WASHINGTON -- John Kerry is going to announce his candidacy for the presidency next week (who knew?) standing in front of an aircraft carrier.
That's a relief. If he had used the usual town square or high school gym backdrop, what would we have thought about his manliness?
Dropping his heroic military service into almost every speech has not been enough, nor has mounting his Harley in a bomber jacket whenever a TV camera's near.
Three Purple Hearts, a Silver Star and a Bronze Star in Vietnam should trump one lackadaisical Texas National Guard record, but we live in an age when "reality" is defined by ratings. So the issue is illusion: can Senator Kerry match President Bush's ability to appropriate an aircraft carrier as a political prop?
Mr. Kerry, a Boston Democrat, had thought about announcing in front of a warship, wrote The Boston Globe's Glen Johnson, but felt the need for something bigger, to stage a more chesty confrontation with Mr. Bush.

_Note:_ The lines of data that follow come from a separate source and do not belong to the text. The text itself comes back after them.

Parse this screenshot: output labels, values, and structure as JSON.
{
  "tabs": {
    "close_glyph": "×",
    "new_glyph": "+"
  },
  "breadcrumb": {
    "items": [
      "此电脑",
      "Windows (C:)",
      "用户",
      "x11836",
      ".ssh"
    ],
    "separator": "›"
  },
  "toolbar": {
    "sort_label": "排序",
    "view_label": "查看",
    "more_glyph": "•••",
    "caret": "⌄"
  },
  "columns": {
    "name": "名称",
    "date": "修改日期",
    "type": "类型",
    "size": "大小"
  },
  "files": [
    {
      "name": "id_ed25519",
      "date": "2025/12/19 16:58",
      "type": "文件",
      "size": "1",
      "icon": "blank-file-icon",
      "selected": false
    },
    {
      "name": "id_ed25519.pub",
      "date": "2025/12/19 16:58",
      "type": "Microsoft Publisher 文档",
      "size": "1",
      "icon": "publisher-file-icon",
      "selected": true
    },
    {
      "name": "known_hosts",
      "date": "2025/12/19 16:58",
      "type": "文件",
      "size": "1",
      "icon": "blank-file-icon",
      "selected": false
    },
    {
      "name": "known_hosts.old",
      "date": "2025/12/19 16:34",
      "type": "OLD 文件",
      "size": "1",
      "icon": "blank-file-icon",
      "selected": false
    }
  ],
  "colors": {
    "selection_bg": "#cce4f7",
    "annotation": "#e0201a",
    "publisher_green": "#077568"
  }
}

Even though his "Mission Accomplished" backdrop turned out to be woefully premature, W.'s "Top Gun" moment is immortalized with an action figure in a flight suit and the leg-hugging harness that made Republican women's hearts go boom-boom.
In presidential races, voters look for the fatherly protector. In the 90's, contenders showed softer sides, crying, wearing earth tones, confessing to family therapy.
But 9/11 and the wars that followed have made pols reluctant to reveal feminine sides. Howard Dean struts and attacks like a bantam, and wonky Bob Graham paid half a mil to plaster his name on a Nascar truck.
Out-he-manning the cowboy-in-chief, Arnold Schwarzenegger strides into the arena in a cloud of cordite, cigar smoke, Hummer fumes and heavier bicep reps.
Spike TV, the first men's channel, offers "Baywatch," a Pamela Anderson cartoon called "Stripperella," "The A-Team," "American Gladiators," "Car and Driver" and "Trucks!"
Conservatives want to co-opt all this free-floating testosterone and copyright the bravery shown on 9/11. They disparage liberals as people who scorn "traditional" male traits and sanction gay romance.
The cover of the American Enterprise Institute's magazine bellows: "Real Men: They're Back."
A round-table discussion by conservative women produced the usual slavering over W. in his flight suit and Rummy in his gray suit.
"In George W. Bush, people see a contained, channeled virility," said Erica Walter, identified as "an at-home mom and Catholic writer." "They see a man who does what he says, whose every speech and act is not calculated."
Yeah. Nothing calculated about a president's delaying the troops from getting home and renting stadium lights so he can play dress up and make a movie-star landing on an aircraft carrier gussied up by his image wizards, at a cost of a mil.
Kate O'Beirne of The National Review gushes: "When I heard that he grew up jumping rope with the girls in his neighborhood, I knew everything I needed to know about Bill Clinton. . . . Bill Clinton couldn't credibly wear jogging shorts, and look at George Bush in that flight suit."
On the men's round-table, David Gutmann, a professor emeritus of psychology at Northwestern, notes that Mr. Bush "bears important masculine stigmata: he is a Texan, he is not afraid of war, and he sticks to his guns in the face of a worldwide storm of criticism."
Stigmata, schtigmata. Shouldn't real men be able to control their puppets? The Bush team could not even get Ahmad Chalabi and the Iraq Governing Council to condemn the U.N. bombing or feign putting an Iraqi face on the occupation. The puppets refused because they didn't want to be seen as puppets.
Shouldn't real men be able to admit they made a mistake and need help? Rummy & Co. bullied the U.N. and treated the allies like doormats before the war, thinking they could do everything themselves, thanks to the phony optimistic intelligence fed to them by the puppet Chalabi. No wonder they're meeting with a cold response as they slink back.
Shouldn't real men be reducing the number of Middle East terrorists rather than increasing them faster than dragon's teeth?
Could the real men please find some real men?
Copyright 2003 The New York Times Company